Why selective licensing doesn’t work
Reading the housing news, I see several local councils are proposing to introduce more selective licensing schemes (SLS).
My eyes rolled when I saw that.
Over the years I’ve had a number of properties which have been subject to such schemes. Stamping out anti-social behaviour and improving the quality of local housing stock were their main objectives, they claimed.
Signing away several thousands of pounds (the cost of each council varies, but it’s usually around the five-hundred-pound mark with the scheme lasting up to five years), I queried the council on their Key Performance Indicators (KPIs) and how they would judge the scheme was a success.
Having been on three different schemes now, I can tell you not one council has ever come back to me with those results. Not one council has ever shown me how the schemes work.
Out of the schemes I’ve been on, one ended a couple of years ago.
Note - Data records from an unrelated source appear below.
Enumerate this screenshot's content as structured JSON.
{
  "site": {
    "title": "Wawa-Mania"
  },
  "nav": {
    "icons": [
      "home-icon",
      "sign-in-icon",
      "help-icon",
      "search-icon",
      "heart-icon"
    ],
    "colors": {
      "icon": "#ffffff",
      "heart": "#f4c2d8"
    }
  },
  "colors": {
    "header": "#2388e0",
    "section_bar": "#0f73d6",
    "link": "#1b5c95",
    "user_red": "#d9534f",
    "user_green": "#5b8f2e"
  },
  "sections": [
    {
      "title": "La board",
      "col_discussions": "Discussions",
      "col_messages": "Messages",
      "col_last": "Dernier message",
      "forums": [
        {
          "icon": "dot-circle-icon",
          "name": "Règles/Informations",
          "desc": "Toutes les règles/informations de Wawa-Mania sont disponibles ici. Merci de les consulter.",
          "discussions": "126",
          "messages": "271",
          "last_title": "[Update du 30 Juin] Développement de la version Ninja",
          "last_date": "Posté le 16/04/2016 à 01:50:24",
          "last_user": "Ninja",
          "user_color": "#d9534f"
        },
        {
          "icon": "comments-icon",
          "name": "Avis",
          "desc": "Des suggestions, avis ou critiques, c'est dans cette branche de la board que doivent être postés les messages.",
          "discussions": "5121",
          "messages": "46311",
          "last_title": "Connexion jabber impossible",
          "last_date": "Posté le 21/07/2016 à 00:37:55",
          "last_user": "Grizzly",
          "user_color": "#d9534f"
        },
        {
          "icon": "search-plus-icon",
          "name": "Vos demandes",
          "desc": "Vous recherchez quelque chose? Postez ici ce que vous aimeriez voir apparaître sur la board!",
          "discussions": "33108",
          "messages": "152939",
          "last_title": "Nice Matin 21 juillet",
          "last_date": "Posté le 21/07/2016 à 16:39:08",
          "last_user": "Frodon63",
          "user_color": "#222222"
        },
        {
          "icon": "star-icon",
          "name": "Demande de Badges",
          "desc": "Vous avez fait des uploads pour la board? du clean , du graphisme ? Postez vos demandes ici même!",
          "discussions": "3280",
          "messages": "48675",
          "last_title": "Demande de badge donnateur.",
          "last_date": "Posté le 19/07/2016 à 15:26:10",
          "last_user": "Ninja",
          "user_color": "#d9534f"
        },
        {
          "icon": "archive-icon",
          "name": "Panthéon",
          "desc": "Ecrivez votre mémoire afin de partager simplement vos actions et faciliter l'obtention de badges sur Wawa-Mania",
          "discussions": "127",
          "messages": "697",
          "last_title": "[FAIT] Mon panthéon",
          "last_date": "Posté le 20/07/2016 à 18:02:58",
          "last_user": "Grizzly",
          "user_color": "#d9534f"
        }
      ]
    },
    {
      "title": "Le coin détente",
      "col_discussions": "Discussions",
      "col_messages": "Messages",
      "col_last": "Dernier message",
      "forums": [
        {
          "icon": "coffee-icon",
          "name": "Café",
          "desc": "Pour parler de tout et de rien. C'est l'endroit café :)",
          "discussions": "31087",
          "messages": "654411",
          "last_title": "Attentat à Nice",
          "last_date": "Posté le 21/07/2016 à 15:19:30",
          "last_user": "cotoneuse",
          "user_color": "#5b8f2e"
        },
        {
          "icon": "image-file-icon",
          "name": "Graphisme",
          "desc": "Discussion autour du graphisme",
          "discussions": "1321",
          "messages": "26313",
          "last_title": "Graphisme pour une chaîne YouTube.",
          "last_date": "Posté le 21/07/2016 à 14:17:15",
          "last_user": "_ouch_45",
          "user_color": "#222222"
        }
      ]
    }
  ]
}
That scheme got 66% of landlords to sign up. That means 34% of landlords did not sign up.
What, I asked, were they going to do about this? Surely those who didn’t sign up were the ones to worry about? If a license was required to rent out a property and almost a third were still unlicensed (and to my knowledge, unchecked), how would this improve property standards – one of the main tenets of the scheme?
I never got a decent reply, they told me they were looking into it. After several enquiries over the course of a couple of years, I gave up.
A bit like when I asked what improvements did they get from the introduction of the scheme and how they felt they met their KPIs?
And so when I read yet more councils are planning to introduce SLS, I can’t help but wonder maybe other people have different experiences? Perhaps other councils are doing it better?
So I made a point of speaking to other landlords about their experiences. Most of them signed up, sent money and then after a few weeks got a license in the post. Many were not even asked to provide the most basic property information – the latest gas safety check!
How then can a council deem a property is of an acceptable standard when they haven’t even got the CP12 on file? How can councils claim they are ‘improving standards’ when most are not visiting a property, let alone requesting basic information?
I try to be a good landlord and I’m happy to engage with local councils about improving areas and housing standards, but to me these schemes appear to be based upon a presumption that ‘something should be done’ rather than asking: what needs to be done?
Any future SLS, if it is to be successful, needs to be transparent, accountable and clear about KPIs, willing to publicly share information and engage with private sector landlords.